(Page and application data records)
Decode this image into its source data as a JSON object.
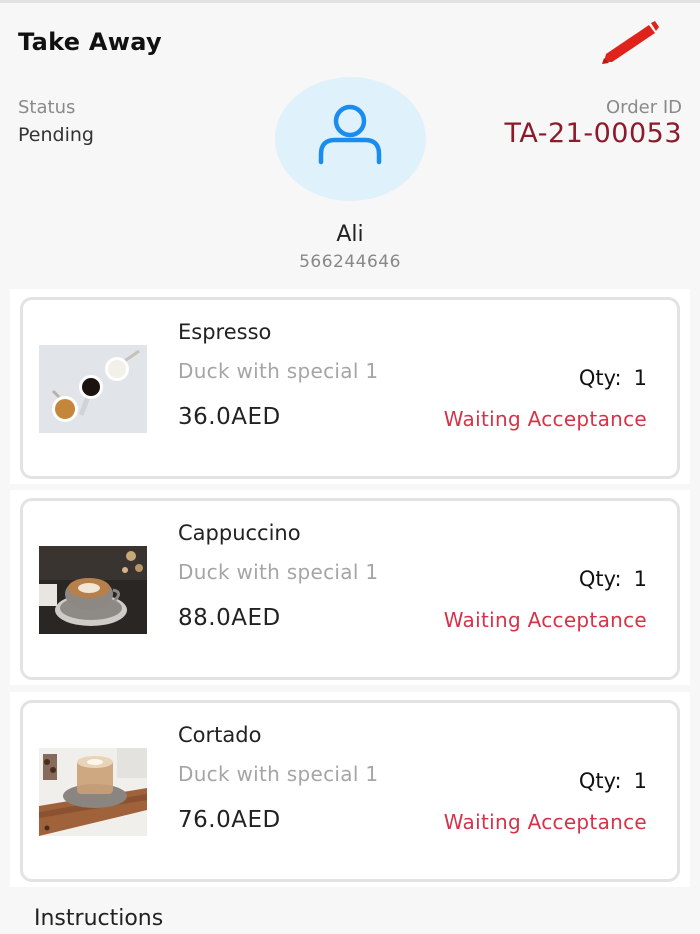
{
  "header": {
    "title": "Take Away"
  },
  "order": {
    "status_label": "Status",
    "status_value": "Pending",
    "id_label": "Order ID",
    "id_value": "TA-21-00053"
  },
  "customer": {
    "name": "Ali",
    "phone": "566244646"
  },
  "items": [
    {
      "name": "Espresso",
      "description": "Duck with special 1",
      "price": "36.0AED",
      "qty_label": "Qty:",
      "qty_value": "1",
      "status": "Waiting Acceptance"
    },
    {
      "name": "Cappuccino",
      "description": "Duck with special 1",
      "price": "88.0AED",
      "qty_label": "Qty:",
      "qty_value": "1",
      "status": "Waiting Acceptance"
    },
    {
      "name": "Cortado",
      "description": "Duck with special 1",
      "price": "76.0AED",
      "qty_label": "Qty:",
      "qty_value": "1",
      "status": "Waiting Acceptance"
    }
  ],
  "instructions_label": "Instructions",
  "icons": {
    "edit": "pencil-icon",
    "avatar": "user-icon"
  },
  "colors": {
    "order_id": "#8b1a2b",
    "status_waiting": "#d83248",
    "edit_icon": "#e0231a",
    "avatar_bg": "#dff1fb",
    "avatar_icon": "#1a8cf0"
  }
}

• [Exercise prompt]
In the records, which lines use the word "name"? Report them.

• [Finished exercise]
    "name": "Ali",
      "name": "Espresso",
      "name": "Cappuccino",
      "name": "Cortado",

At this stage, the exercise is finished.